In recognition of National Animal Poison Prevention Week (March 19 – 25), our team is keen to highlight some of the most regularly encountered household items that are dangerous for animals.


#1: Medications

Pets, and especially food-motivated dogs, will pounce on any dropped pills before their owners can even move. Worse yet is when these animals search through visitors’ luggage or sneak onto the countertops to discover pill bottles filled with medication. These overdoses are lethal for pets and pet parents should reach out to an animal poison control hotline as soon as possible if they suspect ingestion of a hazardous substance has occurred.

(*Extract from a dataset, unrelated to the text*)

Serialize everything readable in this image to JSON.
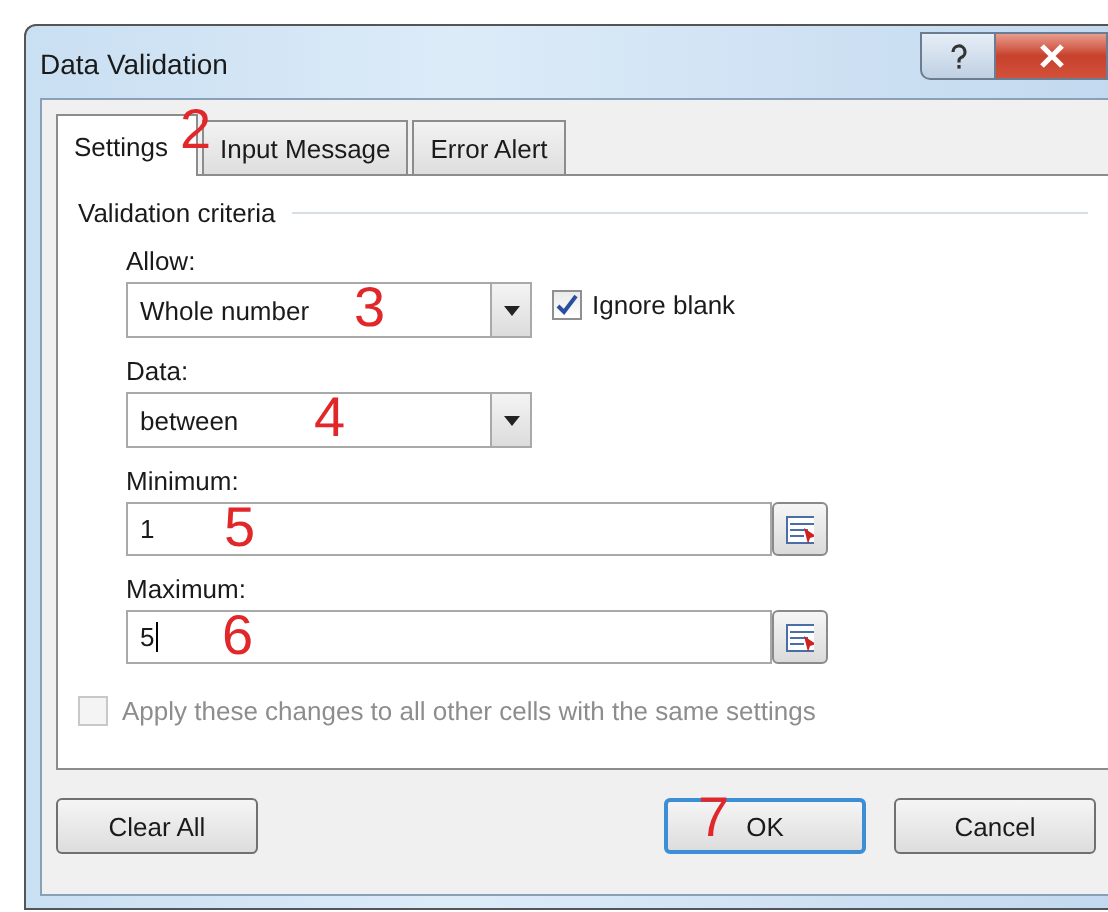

#2: Food

The kitchen is a hazardous landmine of delectable treats for your pets, and it’s essential to know that ingredients like chocolate, macadamia nuts, xylitol, avocados and more can severely harm them. From kidney failure to seizures to alcohol poisoning – the potential damage these foods cause cannot be overstated. So guard against counter-surfing pet chefs by blocking their access with locks or trash cans; you’ll have peace of mind knowing your furry friend will be safe from accidental poisonings!


#3: Household chemicals

Keep your beloved pet safe by ensuring that these hazardous chemicals are properly stored away and securely locked:

  • Cleaning products
  • Disinfectants
  • Aerosol air fresheners and other products
  • Candles
  • Antifreeze
  • Windshield washer fluid
  • Paint
  • Glue
  • Nail polish remover



#4: Houseplants

When you bring home a houseplant or outdoor shrub, take caution. Certain plants and the substances that help them thrive can be poisonous to your pet! Lilies are especially lethal for cats, as even contact with their pollen is known to cause death. Dieffenbachia, elephant ear, spider plant—these common household blooms also contain toxins harmful to animals. For outdoor spaces: ivy and oleander present potential danger too. Before bringing in bouquets of flowers or adding greenery outside your dwelling area, consult the ASPCA’s toxic plant list first; make sure any flora decorating your living space will not endanger your furry friends’ wellbeing!


#5: Batteries and coins

If ingested, coins and batteries can be hazardous to your pet’s health. Chewing or puncturing a battery may result in chemical burns, while swallowing a whole battery could lead to an intestinal obstruction. To guard against these potential risks, keep all small objects away from your furry friends!

In case your pet has been exposed to something hazardous, don’t hesitate – contact our team right away!